Unhappy update on Bitty, the Emaciated Dog (heartworms are bad AND preventable)
Jan 26, 2009
She did great for a few days and was so happy. Her foster loved on her every minute she could and Bitty seemed so grateful.
She took a turn for the worse on Friday and her recheck revealed that her body had eaten up all of her red blood cells so she was dangerously anemic again. In fact, she would not make it through the night without another blood transfusion. Thankfully, there was another dog, The Donald, who willingly gave his blood to Bitty. She seemed to take it well overnight and her gums became pink again.
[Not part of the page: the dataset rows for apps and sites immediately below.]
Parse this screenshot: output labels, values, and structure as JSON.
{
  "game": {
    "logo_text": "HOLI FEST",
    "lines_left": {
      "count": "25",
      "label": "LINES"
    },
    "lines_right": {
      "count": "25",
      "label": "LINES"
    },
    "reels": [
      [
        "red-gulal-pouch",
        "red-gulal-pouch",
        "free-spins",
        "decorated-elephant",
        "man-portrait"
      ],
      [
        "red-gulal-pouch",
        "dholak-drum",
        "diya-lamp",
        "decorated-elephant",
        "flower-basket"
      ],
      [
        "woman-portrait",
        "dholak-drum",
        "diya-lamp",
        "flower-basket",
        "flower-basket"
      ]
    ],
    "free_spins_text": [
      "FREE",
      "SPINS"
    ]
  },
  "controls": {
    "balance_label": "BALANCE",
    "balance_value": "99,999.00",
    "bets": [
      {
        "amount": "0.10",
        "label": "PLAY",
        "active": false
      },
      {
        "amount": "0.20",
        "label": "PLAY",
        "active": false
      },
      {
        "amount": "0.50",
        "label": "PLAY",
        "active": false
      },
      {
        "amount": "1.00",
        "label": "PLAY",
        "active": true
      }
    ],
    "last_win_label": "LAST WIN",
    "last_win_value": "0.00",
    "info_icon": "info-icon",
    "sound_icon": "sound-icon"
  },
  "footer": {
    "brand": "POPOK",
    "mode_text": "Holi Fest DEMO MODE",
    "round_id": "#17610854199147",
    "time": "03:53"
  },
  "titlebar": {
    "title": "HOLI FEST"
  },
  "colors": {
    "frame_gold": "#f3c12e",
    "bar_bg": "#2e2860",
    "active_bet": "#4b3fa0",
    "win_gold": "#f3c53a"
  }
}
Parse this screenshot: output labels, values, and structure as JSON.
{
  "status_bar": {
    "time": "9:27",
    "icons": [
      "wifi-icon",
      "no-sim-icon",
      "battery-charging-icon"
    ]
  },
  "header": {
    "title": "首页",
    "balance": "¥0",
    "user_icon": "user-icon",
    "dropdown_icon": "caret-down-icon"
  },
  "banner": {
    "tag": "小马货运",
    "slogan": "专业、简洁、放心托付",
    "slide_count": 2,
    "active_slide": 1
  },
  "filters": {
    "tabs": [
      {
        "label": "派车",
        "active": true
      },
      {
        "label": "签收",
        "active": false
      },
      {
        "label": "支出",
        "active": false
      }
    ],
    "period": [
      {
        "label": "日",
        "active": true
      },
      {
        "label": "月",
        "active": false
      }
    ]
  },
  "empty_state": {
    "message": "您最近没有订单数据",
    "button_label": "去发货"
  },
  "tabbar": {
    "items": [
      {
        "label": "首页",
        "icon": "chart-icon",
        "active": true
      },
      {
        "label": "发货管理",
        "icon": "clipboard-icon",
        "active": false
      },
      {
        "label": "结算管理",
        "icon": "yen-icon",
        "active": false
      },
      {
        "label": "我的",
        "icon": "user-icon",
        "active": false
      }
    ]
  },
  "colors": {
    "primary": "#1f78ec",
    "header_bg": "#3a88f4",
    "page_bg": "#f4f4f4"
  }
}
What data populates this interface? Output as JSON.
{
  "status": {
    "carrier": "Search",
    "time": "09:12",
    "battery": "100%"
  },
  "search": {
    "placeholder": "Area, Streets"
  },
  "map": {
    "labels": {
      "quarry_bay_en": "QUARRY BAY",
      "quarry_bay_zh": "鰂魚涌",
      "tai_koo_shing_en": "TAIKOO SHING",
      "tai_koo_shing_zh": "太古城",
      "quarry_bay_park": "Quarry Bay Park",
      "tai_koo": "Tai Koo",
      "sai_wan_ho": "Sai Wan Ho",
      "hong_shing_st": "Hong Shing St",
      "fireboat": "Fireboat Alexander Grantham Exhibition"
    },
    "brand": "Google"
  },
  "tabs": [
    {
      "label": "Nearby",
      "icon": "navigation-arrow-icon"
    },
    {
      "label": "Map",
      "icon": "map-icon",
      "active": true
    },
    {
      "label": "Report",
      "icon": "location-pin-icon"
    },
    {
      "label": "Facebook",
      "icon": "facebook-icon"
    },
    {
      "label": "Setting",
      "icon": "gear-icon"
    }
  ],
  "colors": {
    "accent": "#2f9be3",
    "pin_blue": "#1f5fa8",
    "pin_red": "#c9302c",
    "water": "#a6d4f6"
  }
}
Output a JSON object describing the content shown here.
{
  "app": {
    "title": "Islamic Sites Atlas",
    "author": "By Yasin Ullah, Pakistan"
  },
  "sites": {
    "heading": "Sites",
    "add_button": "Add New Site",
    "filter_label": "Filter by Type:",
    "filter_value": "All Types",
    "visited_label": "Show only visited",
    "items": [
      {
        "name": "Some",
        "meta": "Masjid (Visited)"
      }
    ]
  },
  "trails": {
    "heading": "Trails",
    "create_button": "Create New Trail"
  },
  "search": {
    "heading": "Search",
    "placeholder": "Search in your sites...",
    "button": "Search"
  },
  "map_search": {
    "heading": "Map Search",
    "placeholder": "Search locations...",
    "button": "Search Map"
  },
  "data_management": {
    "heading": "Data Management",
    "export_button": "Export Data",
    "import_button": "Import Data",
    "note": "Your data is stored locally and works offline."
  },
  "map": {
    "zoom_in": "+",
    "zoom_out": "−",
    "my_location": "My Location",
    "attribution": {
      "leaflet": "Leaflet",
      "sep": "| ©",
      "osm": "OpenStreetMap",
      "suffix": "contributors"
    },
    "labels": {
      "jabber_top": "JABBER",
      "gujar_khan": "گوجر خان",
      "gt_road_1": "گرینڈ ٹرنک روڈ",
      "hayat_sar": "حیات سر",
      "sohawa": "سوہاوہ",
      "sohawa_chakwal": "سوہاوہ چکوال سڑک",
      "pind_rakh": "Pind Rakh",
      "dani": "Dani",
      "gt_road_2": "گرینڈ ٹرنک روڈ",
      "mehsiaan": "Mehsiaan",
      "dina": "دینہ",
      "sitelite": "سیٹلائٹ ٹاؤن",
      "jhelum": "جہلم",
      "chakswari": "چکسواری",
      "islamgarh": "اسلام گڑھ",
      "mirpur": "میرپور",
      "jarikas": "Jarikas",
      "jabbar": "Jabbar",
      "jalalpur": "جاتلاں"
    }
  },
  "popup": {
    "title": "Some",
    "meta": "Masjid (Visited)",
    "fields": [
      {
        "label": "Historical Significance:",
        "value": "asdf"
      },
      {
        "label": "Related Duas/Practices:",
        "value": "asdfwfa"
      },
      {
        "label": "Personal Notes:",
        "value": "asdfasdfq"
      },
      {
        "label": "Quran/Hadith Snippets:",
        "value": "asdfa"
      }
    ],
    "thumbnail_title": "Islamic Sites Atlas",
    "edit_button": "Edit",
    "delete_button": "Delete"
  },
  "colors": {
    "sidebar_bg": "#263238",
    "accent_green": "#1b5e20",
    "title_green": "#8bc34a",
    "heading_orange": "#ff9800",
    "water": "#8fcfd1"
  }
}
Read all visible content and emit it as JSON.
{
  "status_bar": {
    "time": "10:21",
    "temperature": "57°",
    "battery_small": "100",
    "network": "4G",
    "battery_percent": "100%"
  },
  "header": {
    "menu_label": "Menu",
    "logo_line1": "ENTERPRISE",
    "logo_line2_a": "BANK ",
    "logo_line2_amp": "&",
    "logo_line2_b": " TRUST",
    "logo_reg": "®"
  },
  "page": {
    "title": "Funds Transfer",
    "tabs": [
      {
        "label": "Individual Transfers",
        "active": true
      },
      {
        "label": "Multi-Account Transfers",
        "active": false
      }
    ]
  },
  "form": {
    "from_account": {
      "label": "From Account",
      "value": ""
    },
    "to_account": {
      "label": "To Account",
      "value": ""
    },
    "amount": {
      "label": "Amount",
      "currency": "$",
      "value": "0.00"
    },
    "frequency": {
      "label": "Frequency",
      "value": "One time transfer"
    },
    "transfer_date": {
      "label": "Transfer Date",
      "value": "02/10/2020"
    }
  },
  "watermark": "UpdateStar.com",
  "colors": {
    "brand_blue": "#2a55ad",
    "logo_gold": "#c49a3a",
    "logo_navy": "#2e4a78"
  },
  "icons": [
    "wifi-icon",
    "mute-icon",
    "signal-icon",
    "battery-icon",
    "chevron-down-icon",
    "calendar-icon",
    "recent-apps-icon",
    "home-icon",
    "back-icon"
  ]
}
We were hoping that the Lyme Disease type illness had just been so chronic that it would take awhile to respond to the antibiotics (sometimes it can take 2 weeks to respond). But as her symptoms progressed, it became more and more obvious that she might be suffering from a disease called Caval Syndrome.
Caval Syndrome is caused by heartworms. Heartworms that get lodged in a bad place of the heart and cause the valves to be obstructed. The obstruction causes the red blood cells to get destroyed because of the turbulence of the blood past the worms through the heart. It also causes heart failure. Usually it causes death within hours of lodging in that part of the heart. In her case, it was not so fast. Robyn, our volunteer ultrasonographer extraordinaire, was able to confirm our morbid suspicion.
So we were faced with euthanizing her. Our vet team, Lindsay McCay, Palmer Neuhaus, Ellen Jefferson, and Robyn Roberts, all gathered and gave up their entire Saturday evening to try a long shot: manually extract the heartworms from her jugular vein. Although we were able to get about 10-15 worms out, we were able to see via ultrasound that there were still at least 50 in there. We tried for 3 hours with no further success.
She was put to sleep without waking her up. There are 2 things that make this less hearbreaking than it could be (a poor dog being neglected her entire life and dying a terrible preventable death is heartbreaking!).
1. She got to experience love with Jodi, her fabulous foster. Jodi sat with her on the couch for 5 days (whenever she was not at work) and just held her as she recovered. Even when she was so weak, she tried to follow Jodi out of the vet clinic when Jodi was visiting the last day of Bitty's life.
2. There was literally nothing else we could have done for her.
The lesson is that heartworms are preventable for a few dollars a month. There are great organizations in Austin that assist people who can't afford regular vet clinics like Animal Trustees of Austin and Emancipet.
Poor Bitty might have lived a long healthy life if someone either knew about or cared about heartworms. Maybe someone will see this and save a life by putting their dog back on prevention. Then her death won't be totally for naught.